MANATEE -- County officials have said they might have to close an underused community pool at the John H. Marble Community Center, but a YMCA official said his organization would be interested in taking over its operation.
"Anything the Y can do, we would be more than happy to do," said Sean Allison, president and chief executive officer of the Manatee County YMCA, earlier this week.
"We would be very much interested in seeing the pool stay open," he said. "It's a very important asset for the community."
Allison explained that the pool, adjacent to the center at 3675 53rd Ave. E., was in a "very underserved" area where youngsters don't have much in the way of recreational activities.

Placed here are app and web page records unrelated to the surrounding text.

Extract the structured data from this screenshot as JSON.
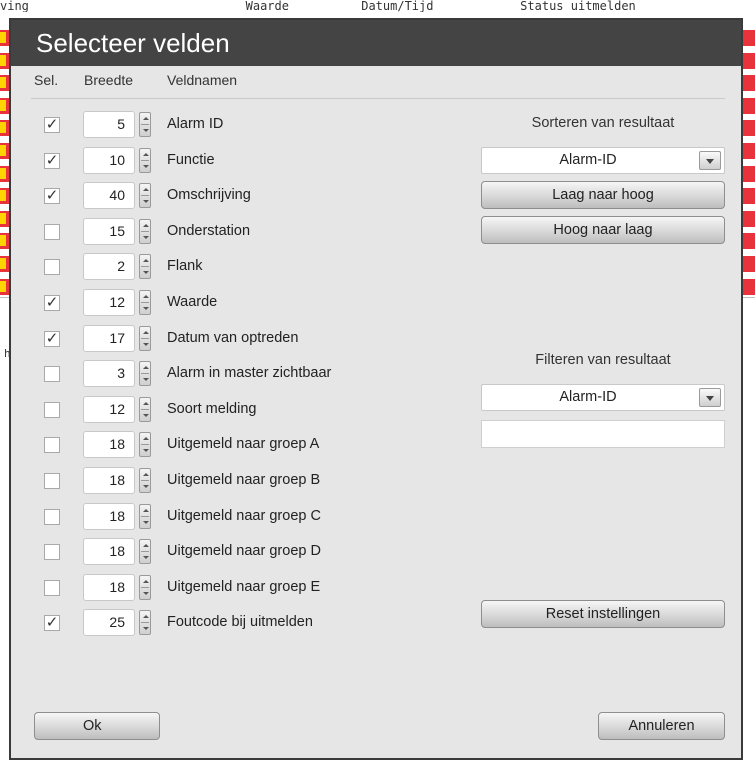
{
  "background": {
    "header_text": "ving                              Waarde          Datum/Tijd            Status uitmelden",
    "row_count": 12
  },
  "dialog": {
    "title": "Selecteer velden",
    "columns": {
      "sel": "Sel.",
      "width": "Breedte",
      "names": "Veldnamen"
    },
    "fields": [
      {
        "checked": true,
        "width": "5",
        "name": "Alarm ID"
      },
      {
        "checked": true,
        "width": "10",
        "name": "Functie"
      },
      {
        "checked": true,
        "width": "40",
        "name": "Omschrijving"
      },
      {
        "checked": false,
        "width": "15",
        "name": "Onderstation"
      },
      {
        "checked": false,
        "width": "2",
        "name": "Flank"
      },
      {
        "checked": true,
        "width": "12",
        "name": "Waarde"
      },
      {
        "checked": true,
        "width": "17",
        "name": "Datum van optreden"
      },
      {
        "checked": false,
        "width": "3",
        "name": "Alarm in master zichtbaar"
      },
      {
        "checked": false,
        "width": "12",
        "name": "Soort melding"
      },
      {
        "checked": false,
        "width": "18",
        "name": "Uitgemeld naar groep A"
      },
      {
        "checked": false,
        "width": "18",
        "name": "Uitgemeld naar groep B"
      },
      {
        "checked": false,
        "width": "18",
        "name": "Uitgemeld naar groep C"
      },
      {
        "checked": false,
        "width": "18",
        "name": "Uitgemeld naar groep D"
      },
      {
        "checked": false,
        "width": "18",
        "name": "Uitgemeld naar groep E"
      },
      {
        "checked": true,
        "width": "25",
        "name": "Foutcode bij uitmelden"
      }
    ],
    "sort": {
      "label": "Sorteren van resultaat",
      "selected": "Alarm-ID",
      "ascending": "Laag naar hoog",
      "descending": "Hoog naar laag"
    },
    "filter": {
      "label": "Filteren van resultaat",
      "selected": "Alarm-ID",
      "value": ""
    },
    "reset_label": "Reset instellingen",
    "ok_label": "Ok",
    "cancel_label": "Annuleren"
  },
  "icons": {
    "checkbox_checked_glyph": "✓",
    "spinner": "spinner-icon",
    "dropdown": "chevron-down-icon"
  }
}
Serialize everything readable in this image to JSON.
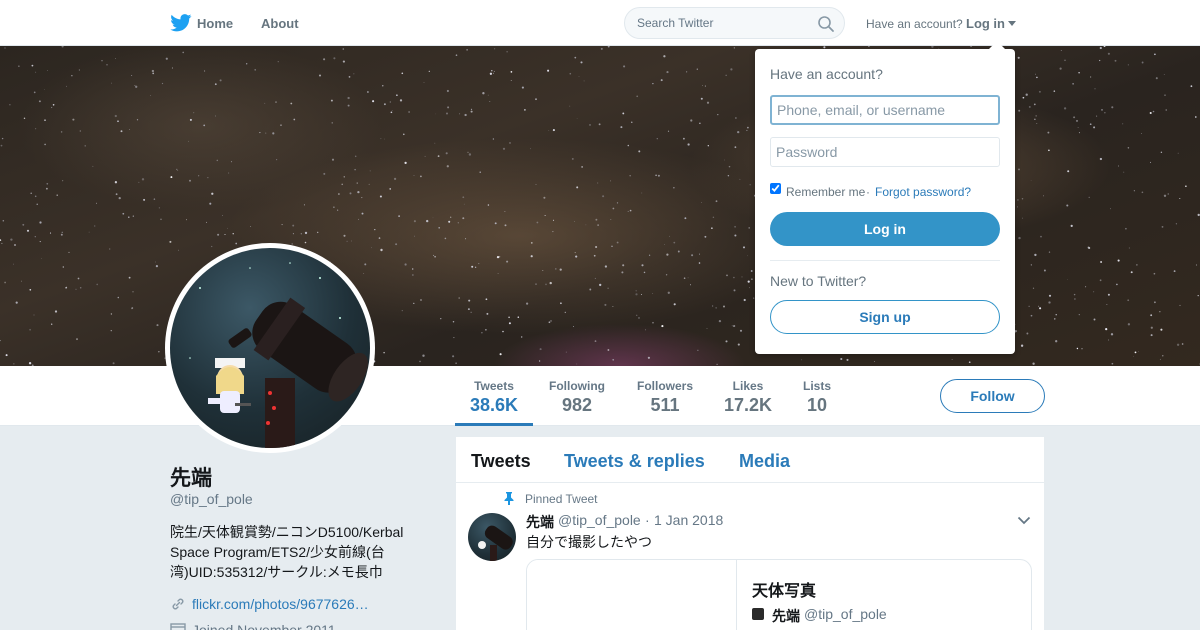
{
  "nav": {
    "home_label": "Home",
    "about_label": "About",
    "search_placeholder": "Search Twitter",
    "have_account_label": "Have an account?",
    "login_label": "Log in"
  },
  "profile": {
    "name": "先端",
    "handle": "@tip_of_pole",
    "bio": "院生/天体観賞勢/ニコンD5100/Kerbal Space Program/ETS2/少女前線(台湾)UID:535312/サークル:メモ長巾",
    "link": "flickr.com/photos/9677626…",
    "joined": "Joined November 2011"
  },
  "stats": [
    {
      "label": "Tweets",
      "value": "38.6K"
    },
    {
      "label": "Following",
      "value": "982"
    },
    {
      "label": "Followers",
      "value": "511"
    },
    {
      "label": "Likes",
      "value": "17.2K"
    },
    {
      "label": "Lists",
      "value": "10"
    }
  ],
  "follow_label": "Follow",
  "timeline": {
    "tabs": [
      "Tweets",
      "Tweets & replies",
      "Media"
    ],
    "pinned_label": "Pinned Tweet",
    "tweet": {
      "name": "先端",
      "handle": "@tip_of_pole",
      "separator": "·",
      "date": "1 Jan 2018",
      "text": "自分で撮影したやつ",
      "card_title": "天体写真",
      "card_author": "先端",
      "card_handle": "@tip_of_pole"
    }
  },
  "login_dropdown": {
    "title": "Have an account?",
    "username_placeholder": "Phone, email, or username",
    "password_placeholder": "Password",
    "remember_label": "Remember me",
    "separator": "·",
    "forgot_label": "Forgot password?",
    "login_button": "Log in",
    "new_label": "New to Twitter?",
    "signup_button": "Sign up"
  },
  "colors": {
    "link": "#2b7bb9",
    "button": "#3394c8",
    "muted": "#657786"
  }
}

He thought it would be a good site for swimming lessons like the Y provides at three other pools it operates.
However, Allison said he had not been contacted by county officials.
Told of Allison's comment, Manatee County Parks and Recreation Director Cindy Turner said she had "been down that road" with the Y
before and had been unsuccessful in coming to an agreement. But she was willing to try again. "I'll certainly give him a call," she said, referring to Allison.
Turner recently told county commissioners during budget hearings that she feared the county would have to close the pool because of underuse and high costs to operate.
The pool costs $46,000 a year to operate, and has been attracting only 30 regular swimmers during the summer season, she said.
She had been seeking a nonprofit organization or other type of partner to operate the pool, which right now is only open during the summer, she said.
The YMCA at one time operated its South Branch at an adjacent recreation center and offered activities at the pool, too, but in 2010, it moved elsewhere.
YMCA managers complained it was too small, and that it required more than $1 million worth of repairs, the Herald reported at the time. In 2011, county commissioners approved a public-private partnership with The Bible Baptist Church of Bradenton to operate the center.
As part of a five-year agreement, the church said it would pay $10 a month for use of the facility, and make substantial capital improvements to the 14,951-square-foot building, the Herald reported.
The church also agreed to maintain the building and grounds and operate a variety of programs, such as activities for senior citizens, underprivileged children and those battling addictions, the Herald reported.
All programs would be open to the public, the agreement specified. Under terms of the arrangement, the county agreed to continue to operate and maintain other park amenities, including the pool, outdoor basketball court, tennis courts, picnic pavilion, children's playground and public rest rooms.
The 6.73-acre park also has a bocce ball court and a radio-controlled racing track.
Sara Kennedy, Herald reporter, can be reached at 941-745-7031.